A: If your father could see you now, he'd turn over in his gravy!

Q: Why didn't the turkey eat dessert?
A: He was stuffed!

Q: What's the best way to stuff a turkey?
A: Take him out for pizza and ice cream!

Teacher: "Why did the Pilgrims sail to America?"
Student: "Maybe they missed their plane."

Teacher: "Why do we have a Thanksgiving holiday?"
Student: "So we know when to start Christmas shopping!"

Knock, knock!
Who's there?
Arthur who?
Arthur any leftovers?

"May your stuffing be tasty
May your turkey plump,
May your potatoes and gravy
Have nary a lump.
May your yams be delicious
And your pies take the prize,
And may your Thanksgiving dinner
Stay off your thighs!"
- Anonymous

Okay, some of these were better than others, but you should have seen the turkeys I DIDN'T add to this post!

Happy Thanksgiving!!!


Sunday, October 3, 2010

Autumn Skillet Dinner

A couple of weeks ago I was debating what to make for supper. I was looking for something I’d never made before yet simple - but also knew I had to use up a couple of small apples and I’d already set out pork chops. I checked out a number of my cookbooks and a couple of recipe sites on the web. There were lots of recipes to choose from, but nothing seemed to jump out and say “Make Me!!”

Then I recalled seeing a recipe for a “Stuffing-Topped Pork & Apple Skillet” in a recent Kraft What’s Cooking email. I checked out the recipe on line and it sounded interesting but it called for a Kraft Extra Virgin Olive Oil Fig Balsamic Dressing. I’m not a fan of figs so would never buy that type but I did have several other dressings in the fridge and knew that at least one of them would work! As usual, I made several other changes to the recipe and came up with my own version!

So here is what I came up with:

Autumn Skillet Dinner

1/4 cup Kraft Sweet Onion Vinaigrette or Italian dressing, divided
4 boneless pork chops (1 lb./450 g), 1/2 inch thick*
1 cup chopped onion
1/2 cup chopped sweet red bell pepper
2/3 cup fresh mushrooms, diced
2 teaspoons chopped garlic (bottled type found in produce section)
1 1/2 cups unpeeled, diced apple (2 small or 1 large)
1/4 cup Water
1 Tablespoons margarine (plus some water – see directions for details)
1 pkg. (120 g) Stove Top Lower Sodium Stuffing Mix for Chicken

Heat large skillet on high heat. Add 2 Tablespoons Dressing and chops cook 3 min. Turn the chops and add the onion, red pepper and mushrooms, stirring veggies occasionally until chops are almost done.

Add garlic and apples to skillet. Combine the remaining 2 Tablespoons dressing with 1/4 cup water and add to skillet; stir. Cook on medium-low heat 3 min., stirring occasionally.

Meanwhile, melt the margarine on medium heat in the microwave then add enough water to make ¾ cup. Add the liquid to the skillet and bring to a boil. Reduce heat to low and add the stuffing mix. Stir into the apple/veggie mixture until stuffing is coated with liquid.
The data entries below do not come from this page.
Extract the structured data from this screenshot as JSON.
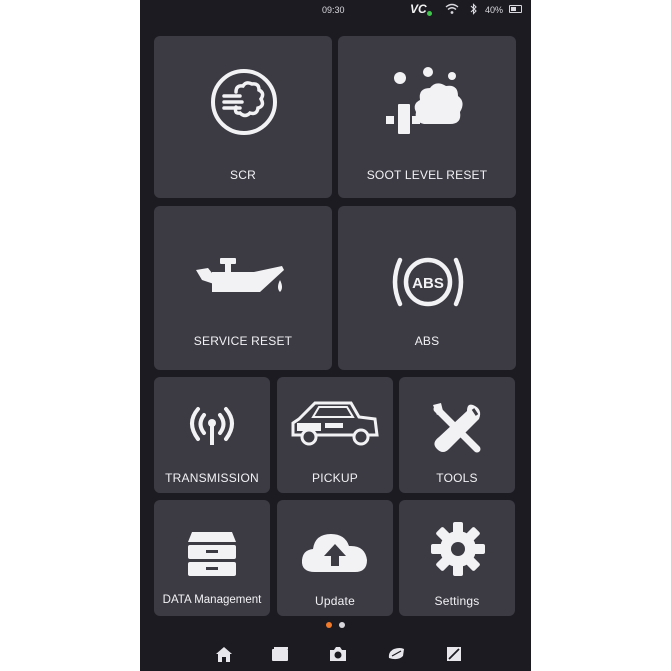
{
  "status_bar": {
    "time": "09:30",
    "vci": "VC",
    "battery": "40%"
  },
  "tiles": {
    "scr": "SCR",
    "soot": "SOOT LEVEL RESET",
    "service": "SERVICE RESET",
    "abs": "ABS",
    "abs_icon_text": "ABS",
    "transmission": "TRANSMISSION",
    "pickup": "PICKUP",
    "tools": "TOOLS",
    "data": "DATA Management",
    "update": "Update",
    "settings": "Settings"
  },
  "pager": {
    "pages": 2,
    "active_page": 1
  },
  "nav": [
    "home-icon",
    "window-icon",
    "camera-icon",
    "vehicle-icon",
    "screenshot-icon"
  ],
  "colors": {
    "background": "#1c1b22",
    "tile": "#3c3b43",
    "accent": "#f07a2a"
  }
}
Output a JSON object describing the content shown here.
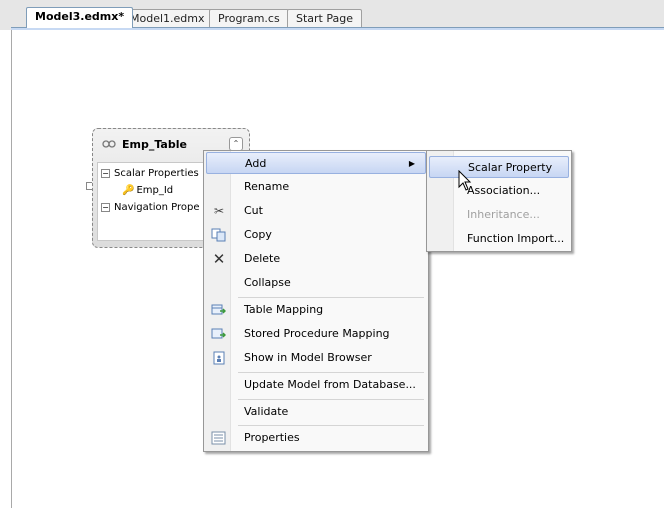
{
  "tabs": [
    {
      "label": "Model3.edmx*"
    },
    {
      "label": "Model1.edmx"
    },
    {
      "label": "Program.cs"
    },
    {
      "label": "Start Page"
    }
  ],
  "entity": {
    "title": "Emp_Table",
    "scalar_section": "Scalar Properties",
    "key_property": "Emp_Id",
    "navigation_section": "Navigation Prope"
  },
  "context_menu": {
    "items": [
      {
        "label": "Add",
        "icon": ""
      },
      {
        "label": "Rename",
        "icon": ""
      },
      {
        "label": "Cut",
        "icon": "scissors-icon"
      },
      {
        "label": "Copy",
        "icon": "copy-icon"
      },
      {
        "label": "Delete",
        "icon": "delete-x-icon"
      },
      {
        "label": "Collapse",
        "icon": ""
      },
      {
        "label": "Table Mapping",
        "icon": "table-mapping-icon"
      },
      {
        "label": "Stored Procedure Mapping",
        "icon": "stored-procedure-icon"
      },
      {
        "label": "Show in Model Browser",
        "icon": "model-browser-icon"
      },
      {
        "label": "Update Model from Database...",
        "icon": ""
      },
      {
        "label": "Validate",
        "icon": ""
      },
      {
        "label": "Properties",
        "icon": "properties-icon"
      }
    ]
  },
  "submenu": {
    "items": [
      {
        "label": "Scalar Property",
        "enabled": true
      },
      {
        "label": "Association...",
        "enabled": true
      },
      {
        "label": "Inheritance...",
        "enabled": false
      },
      {
        "label": "Function Import...",
        "enabled": true
      }
    ]
  },
  "colors": {
    "highlight": "#c7d6f3",
    "highlight_border": "#98b1e0",
    "disabled_text": "#a0a0a0"
  }
}
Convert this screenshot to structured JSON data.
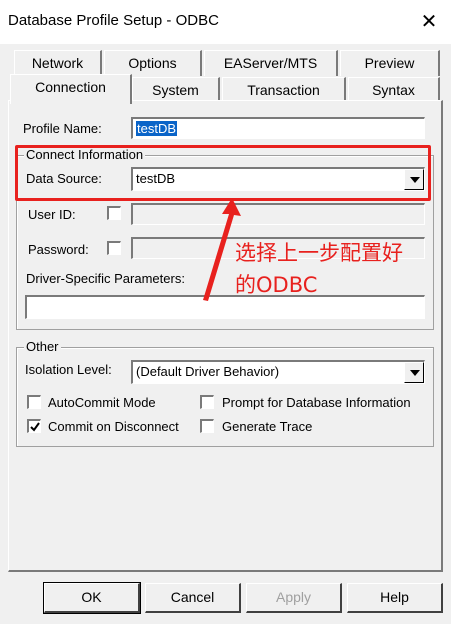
{
  "window": {
    "title": "Database Profile Setup - ODBC",
    "close_glyph": "✕"
  },
  "tabs_back": [
    {
      "label": "Network"
    },
    {
      "label": "Options"
    },
    {
      "label": "EAServer/MTS"
    },
    {
      "label": "Preview"
    }
  ],
  "tabs_front": [
    {
      "label": "Connection",
      "active": true
    },
    {
      "label": "System"
    },
    {
      "label": "Transaction"
    },
    {
      "label": "Syntax"
    }
  ],
  "profile": {
    "label": "Profile Name:",
    "value": "testDB"
  },
  "connect_info": {
    "legend": "Connect Information",
    "data_source_label": "Data Source:",
    "data_source_value": "testDB",
    "user_id_label": "User ID:",
    "password_label": "Password:",
    "driver_params_label": "Driver-Specific Parameters:"
  },
  "other": {
    "legend": "Other",
    "isolation_label": "Isolation Level:",
    "isolation_value": "(Default Driver Behavior)",
    "autocommit_label": "AutoCommit Mode",
    "autocommit_checked": false,
    "commit_disconnect_label": "Commit on Disconnect",
    "commit_disconnect_checked": true,
    "prompt_db_info_label": "Prompt for Database Information",
    "prompt_db_info_checked": false,
    "generate_trace_label": "Generate Trace",
    "generate_trace_checked": false
  },
  "buttons": {
    "ok": "OK",
    "cancel": "Cancel",
    "apply": "Apply",
    "help": "Help"
  },
  "annotation": {
    "line1": "选择上一步配置好",
    "line2": "的ODBC",
    "color": "#e8211e"
  }
}
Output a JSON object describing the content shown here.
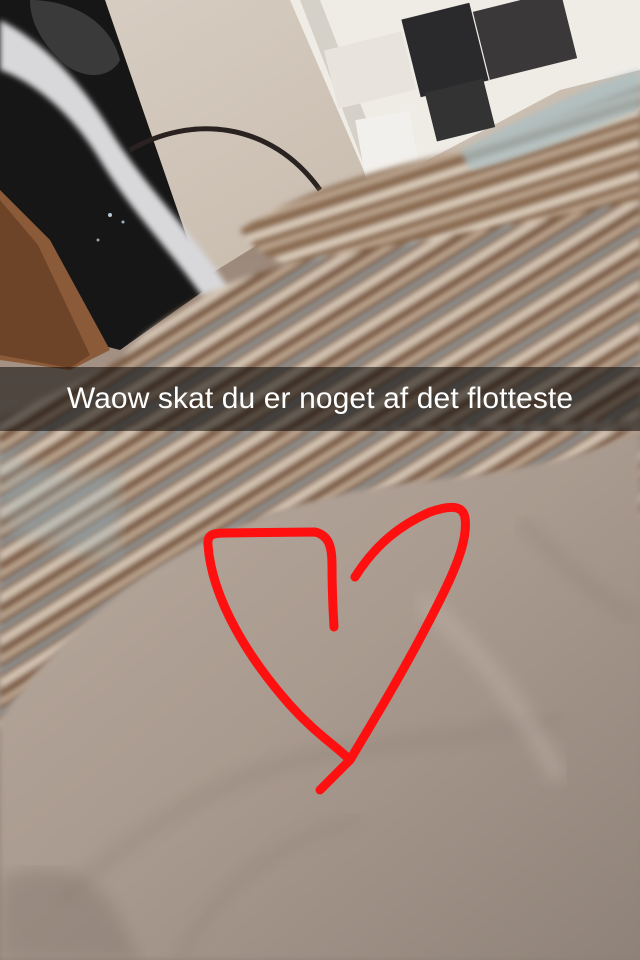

Turn off the heat and cover skillet with lid. Let stand 5 minutes. Stir to fluff stuffing/apple/veggie mix. Serve with the pork chops and a green vegetable or tossed salad.

Serves 4

*This could also be made with Boneless, Skinless Chicken Breasts